The Nectar Flow

The nectar flow appears to be booming. Flowering plants in the Stillwater area are everywhere.
I am seeing yellow and white sweet clover, birdsfoot trefoil, and many other wild flowers.
My Basswood trees will be blooming today or tomorrow.
Beekeepers need to stay on top of the nectar flow.
Keeping supers on ahead of the bees is very important. Failure to do this will leave the brood nest honey bound. Bees have a hoarding instinct, the more room they have the harder they will try to fill the supers. Not putting on enough supers can also cut the possible yield. Whenever a beekeeper checks the supers at the end of the season. If all of the supers are jammed packed with capped honey it is safe to say the beekeeper would have got more honey if the room would have been there.

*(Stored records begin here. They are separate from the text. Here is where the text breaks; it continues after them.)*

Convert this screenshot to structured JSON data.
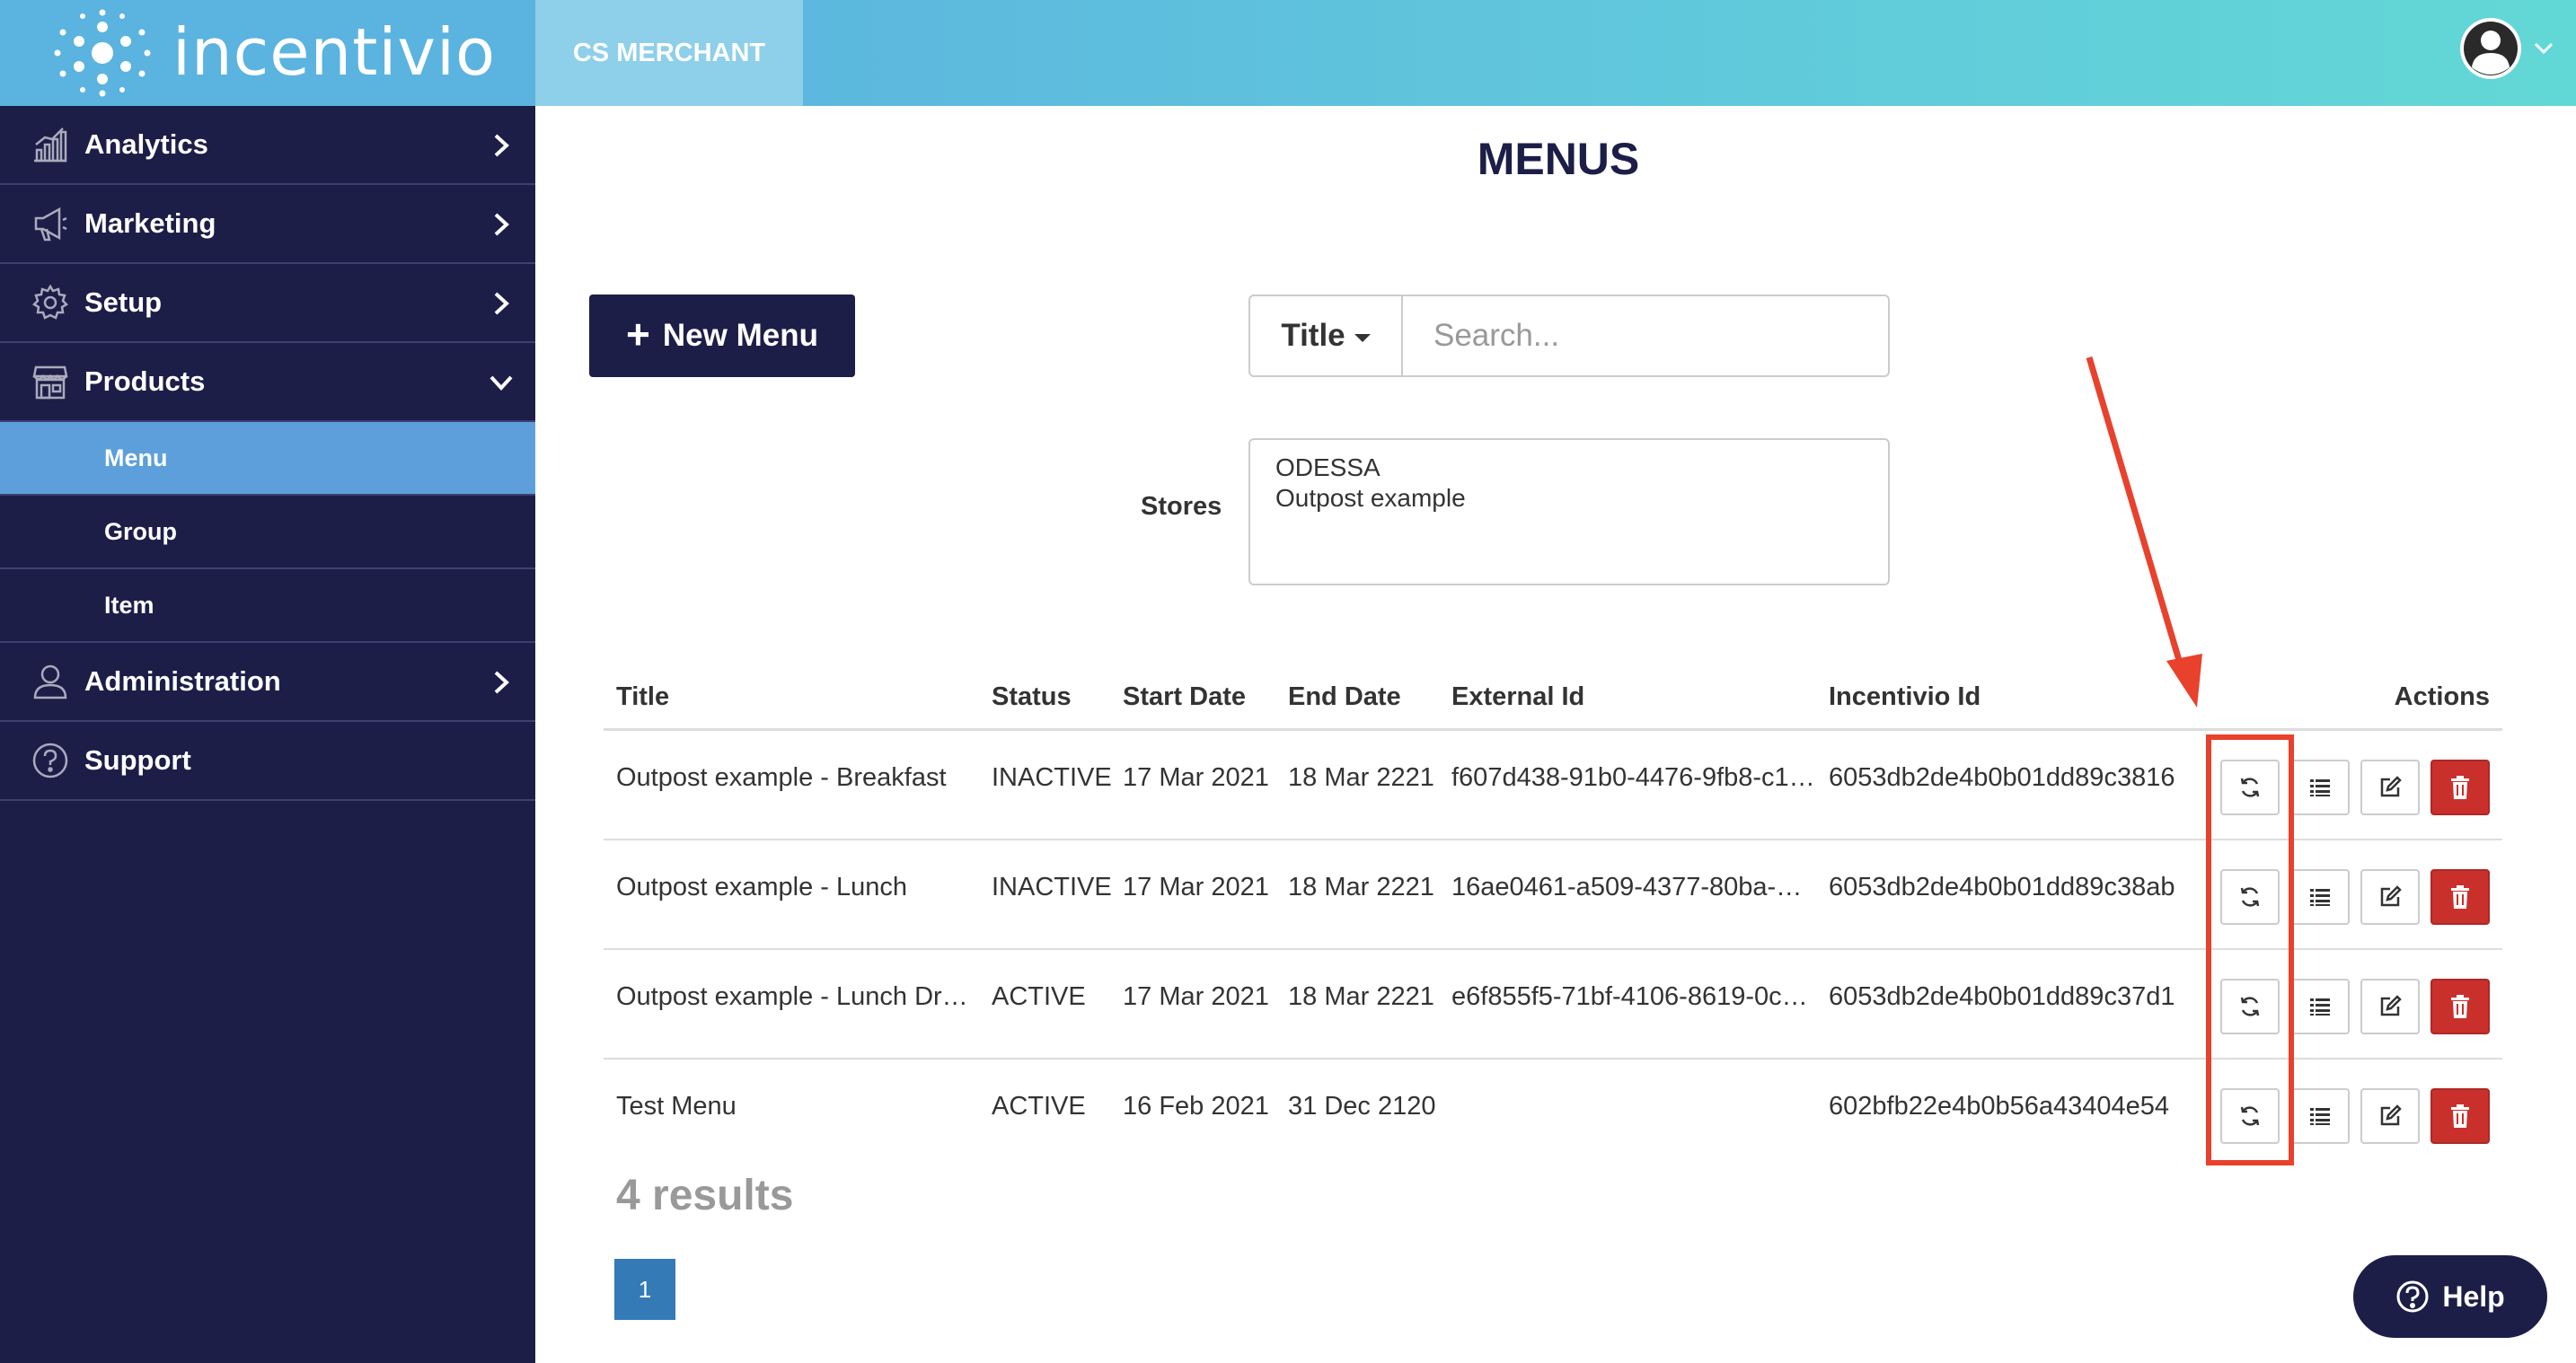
{
  "brand": {
    "logo_text": "incentivio"
  },
  "topbar": {
    "merchant": "CS MERCHANT"
  },
  "sidebar": {
    "items": [
      {
        "label": "Analytics"
      },
      {
        "label": "Marketing"
      },
      {
        "label": "Setup"
      },
      {
        "label": "Products"
      },
      {
        "label": "Administration"
      },
      {
        "label": "Support"
      }
    ],
    "products_sub": [
      {
        "label": "Menu",
        "active": true
      },
      {
        "label": "Group"
      },
      {
        "label": "Item"
      }
    ]
  },
  "page": {
    "title": "MENUS"
  },
  "toolbar": {
    "new_menu_label": "New Menu",
    "search_field": "Title",
    "search_placeholder": "Search...",
    "stores_label": "Stores",
    "stores": [
      "ODESSA",
      "Outpost example"
    ]
  },
  "table": {
    "headers": {
      "title": "Title",
      "status": "Status",
      "start": "Start Date",
      "end": "End Date",
      "external": "External Id",
      "incentivio": "Incentivio Id",
      "actions": "Actions"
    },
    "rows": [
      {
        "title": "Outpost example - Breakfast",
        "status": "INACTIVE",
        "start": "17 Mar 2021",
        "end": "18 Mar 2221",
        "external": "f607d438-91b0-4476-9fb8-c1…",
        "incentivio": "6053db2de4b0b01dd89c3816"
      },
      {
        "title": "Outpost example - Lunch",
        "status": "INACTIVE",
        "start": "17 Mar 2021",
        "end": "18 Mar 2221",
        "external": "16ae0461-a509-4377-80ba-8…",
        "incentivio": "6053db2de4b0b01dd89c38ab"
      },
      {
        "title": "Outpost example - Lunch Dro…",
        "status": "ACTIVE",
        "start": "17 Mar 2021",
        "end": "18 Mar 2221",
        "external": "e6f855f5-71bf-4106-8619-0c…",
        "incentivio": "6053db2de4b0b01dd89c37d1"
      },
      {
        "title": "Test Menu",
        "status": "ACTIVE",
        "start": "16 Feb 2021",
        "end": "31 Dec 2120",
        "external": "",
        "incentivio": "602bfb22e4b0b56a43404e54"
      }
    ]
  },
  "results": "4 results",
  "pagination": {
    "current": "1"
  },
  "help": {
    "label": "Help"
  },
  "colors": {
    "sidebar_bg": "#1c1e48",
    "active_item": "#5c9fdb",
    "delete": "#c9302c",
    "annotation": "#e8412c"
  }
}
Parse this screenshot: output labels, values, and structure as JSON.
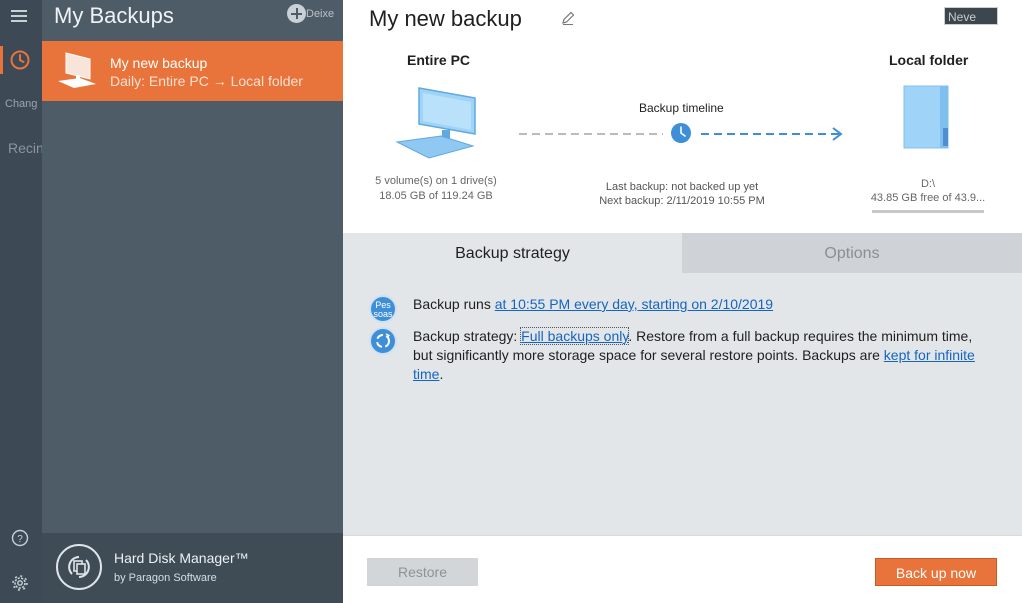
{
  "rail": {
    "tab_label": "Chang",
    "secondary_label": "Recinto"
  },
  "panel": {
    "title": "My Backups",
    "add_label": "Deixe",
    "items": [
      {
        "name": "My new backup",
        "subtitle": "Daily: Entire PC → Local folder"
      }
    ],
    "footer": {
      "product": "Hard Disk Manager™",
      "by": "by Paragon Software"
    }
  },
  "main": {
    "title": "My new backup",
    "never_badge": "Neve",
    "source": {
      "title": "Entire PC",
      "info": "5 volume(s) on 1 drive(s) 18.05 GB of 119.24 GB"
    },
    "timeline": {
      "label": "Backup timeline",
      "last": "Last backup: not backed up yet",
      "next": "Next backup: 2/11/2019 10:55 PM"
    },
    "destination": {
      "title": "Local folder",
      "drive": "D:\\",
      "free": "43.85 GB free of 43.9..."
    },
    "tabs": [
      {
        "label": "Backup strategy",
        "active": true
      },
      {
        "label": "Options",
        "active": false
      }
    ],
    "strategy": {
      "row1_icon_text": "Pes soas",
      "row1_prefix": "Backup runs ",
      "row1_link": "at 10:55 PM every day, starting on 2/10/2019",
      "row2_prefix": "Backup strategy: ",
      "row2_link": "Full backups only",
      "row2_middle": ". Restore from a full backup requires the minimum time, but significantly more storage space for several restore points. Backups are ",
      "row2_link2": "kept for infinite time",
      "row2_end": "."
    },
    "footer": {
      "restore_label": "Restore",
      "backup_now_label": "Back up now"
    }
  },
  "colors": {
    "accent": "#e8743b",
    "rail": "#3d4a55",
    "panel": "#4d5c67",
    "link": "#1565c0",
    "icon_blue": "#3f8fd8"
  }
}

I still have new beekeepers telling me that they won't be putting supers on because you won't get honey your first year. This year is different. If their deeps are drawn out, throw the supers on, the bees might give up a few supers of honey.
I have been getting reports of beekeepers with two to three supers full already. Many of these are beekeepers with a package started on drawn comb.